**Try it**
Among the lines of the records, please find those that contain the word "JSON" and copy them.

+++++

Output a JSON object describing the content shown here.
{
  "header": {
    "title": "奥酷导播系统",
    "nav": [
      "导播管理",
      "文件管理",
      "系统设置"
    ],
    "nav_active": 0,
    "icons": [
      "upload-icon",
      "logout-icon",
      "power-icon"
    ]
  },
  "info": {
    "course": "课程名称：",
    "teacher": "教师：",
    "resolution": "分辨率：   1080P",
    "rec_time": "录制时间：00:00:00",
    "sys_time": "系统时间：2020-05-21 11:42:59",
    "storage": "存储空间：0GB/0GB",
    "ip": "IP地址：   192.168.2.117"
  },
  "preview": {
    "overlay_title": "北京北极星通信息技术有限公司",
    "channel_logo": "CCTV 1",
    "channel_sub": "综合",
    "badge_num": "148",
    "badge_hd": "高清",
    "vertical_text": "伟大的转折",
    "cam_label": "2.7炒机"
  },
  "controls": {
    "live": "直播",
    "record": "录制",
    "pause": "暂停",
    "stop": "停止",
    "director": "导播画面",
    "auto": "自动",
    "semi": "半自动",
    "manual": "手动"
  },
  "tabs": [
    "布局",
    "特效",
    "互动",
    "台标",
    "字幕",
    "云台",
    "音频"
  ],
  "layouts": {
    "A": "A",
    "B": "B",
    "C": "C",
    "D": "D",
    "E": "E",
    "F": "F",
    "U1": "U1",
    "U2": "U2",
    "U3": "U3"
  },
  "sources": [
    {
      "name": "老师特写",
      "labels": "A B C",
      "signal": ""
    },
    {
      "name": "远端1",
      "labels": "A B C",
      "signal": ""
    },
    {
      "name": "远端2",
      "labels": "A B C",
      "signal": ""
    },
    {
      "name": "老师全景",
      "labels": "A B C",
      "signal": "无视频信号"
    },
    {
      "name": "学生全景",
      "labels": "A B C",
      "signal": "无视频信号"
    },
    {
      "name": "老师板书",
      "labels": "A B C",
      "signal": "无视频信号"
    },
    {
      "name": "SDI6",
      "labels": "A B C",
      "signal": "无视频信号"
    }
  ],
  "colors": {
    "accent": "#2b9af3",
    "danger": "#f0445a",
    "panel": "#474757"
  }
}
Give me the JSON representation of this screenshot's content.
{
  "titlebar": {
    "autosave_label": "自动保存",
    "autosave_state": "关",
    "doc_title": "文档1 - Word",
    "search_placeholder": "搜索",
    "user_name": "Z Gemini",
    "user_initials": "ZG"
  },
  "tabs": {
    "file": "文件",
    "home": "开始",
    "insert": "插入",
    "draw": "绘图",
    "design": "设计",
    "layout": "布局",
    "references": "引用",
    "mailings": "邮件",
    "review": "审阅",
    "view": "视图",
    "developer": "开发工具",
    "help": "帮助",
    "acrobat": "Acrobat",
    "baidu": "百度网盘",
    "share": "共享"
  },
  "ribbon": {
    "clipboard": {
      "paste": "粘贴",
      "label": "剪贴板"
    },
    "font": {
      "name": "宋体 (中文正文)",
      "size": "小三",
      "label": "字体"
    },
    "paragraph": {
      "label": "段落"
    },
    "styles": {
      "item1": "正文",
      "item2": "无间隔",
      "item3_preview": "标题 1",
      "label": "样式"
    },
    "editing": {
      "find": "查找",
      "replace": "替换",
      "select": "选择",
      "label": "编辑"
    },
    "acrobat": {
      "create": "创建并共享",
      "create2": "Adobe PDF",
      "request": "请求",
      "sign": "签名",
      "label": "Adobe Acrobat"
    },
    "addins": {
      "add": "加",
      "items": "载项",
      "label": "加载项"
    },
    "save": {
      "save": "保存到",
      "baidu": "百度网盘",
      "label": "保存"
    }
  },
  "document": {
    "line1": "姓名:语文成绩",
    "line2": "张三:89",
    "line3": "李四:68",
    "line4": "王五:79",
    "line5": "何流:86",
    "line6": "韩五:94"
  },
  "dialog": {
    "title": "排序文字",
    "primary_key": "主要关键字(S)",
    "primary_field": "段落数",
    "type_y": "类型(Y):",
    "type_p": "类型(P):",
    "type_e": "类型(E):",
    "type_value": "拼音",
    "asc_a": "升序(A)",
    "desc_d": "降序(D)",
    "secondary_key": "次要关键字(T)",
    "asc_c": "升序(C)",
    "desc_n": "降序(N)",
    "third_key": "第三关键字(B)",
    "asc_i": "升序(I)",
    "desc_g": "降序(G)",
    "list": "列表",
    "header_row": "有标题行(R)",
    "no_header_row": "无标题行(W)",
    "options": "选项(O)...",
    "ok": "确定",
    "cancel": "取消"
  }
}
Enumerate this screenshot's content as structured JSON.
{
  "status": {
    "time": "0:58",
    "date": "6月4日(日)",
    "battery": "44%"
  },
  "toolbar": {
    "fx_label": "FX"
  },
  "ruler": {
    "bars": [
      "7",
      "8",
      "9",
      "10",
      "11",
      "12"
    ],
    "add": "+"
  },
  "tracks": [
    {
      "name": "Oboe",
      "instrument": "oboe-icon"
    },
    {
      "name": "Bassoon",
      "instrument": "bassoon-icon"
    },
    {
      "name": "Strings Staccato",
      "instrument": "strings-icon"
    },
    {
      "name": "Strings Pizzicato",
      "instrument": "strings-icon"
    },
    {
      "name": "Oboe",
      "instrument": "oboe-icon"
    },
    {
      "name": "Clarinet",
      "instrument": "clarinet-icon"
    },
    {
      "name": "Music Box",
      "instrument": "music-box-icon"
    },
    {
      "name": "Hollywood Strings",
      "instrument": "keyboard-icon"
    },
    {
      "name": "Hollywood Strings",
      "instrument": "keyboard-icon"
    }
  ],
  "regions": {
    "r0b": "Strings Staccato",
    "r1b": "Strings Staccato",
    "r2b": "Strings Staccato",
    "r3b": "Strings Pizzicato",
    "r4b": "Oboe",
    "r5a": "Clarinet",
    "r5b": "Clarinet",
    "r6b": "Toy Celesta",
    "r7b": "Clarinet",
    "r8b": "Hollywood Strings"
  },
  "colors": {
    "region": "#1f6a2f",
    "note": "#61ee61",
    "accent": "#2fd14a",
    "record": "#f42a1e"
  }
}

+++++

**Output for this task**
Output a JSON object describing the content shown here.
Give me the JSON representation of this screenshot's content.
Enumerate this screenshot's content as structured JSON.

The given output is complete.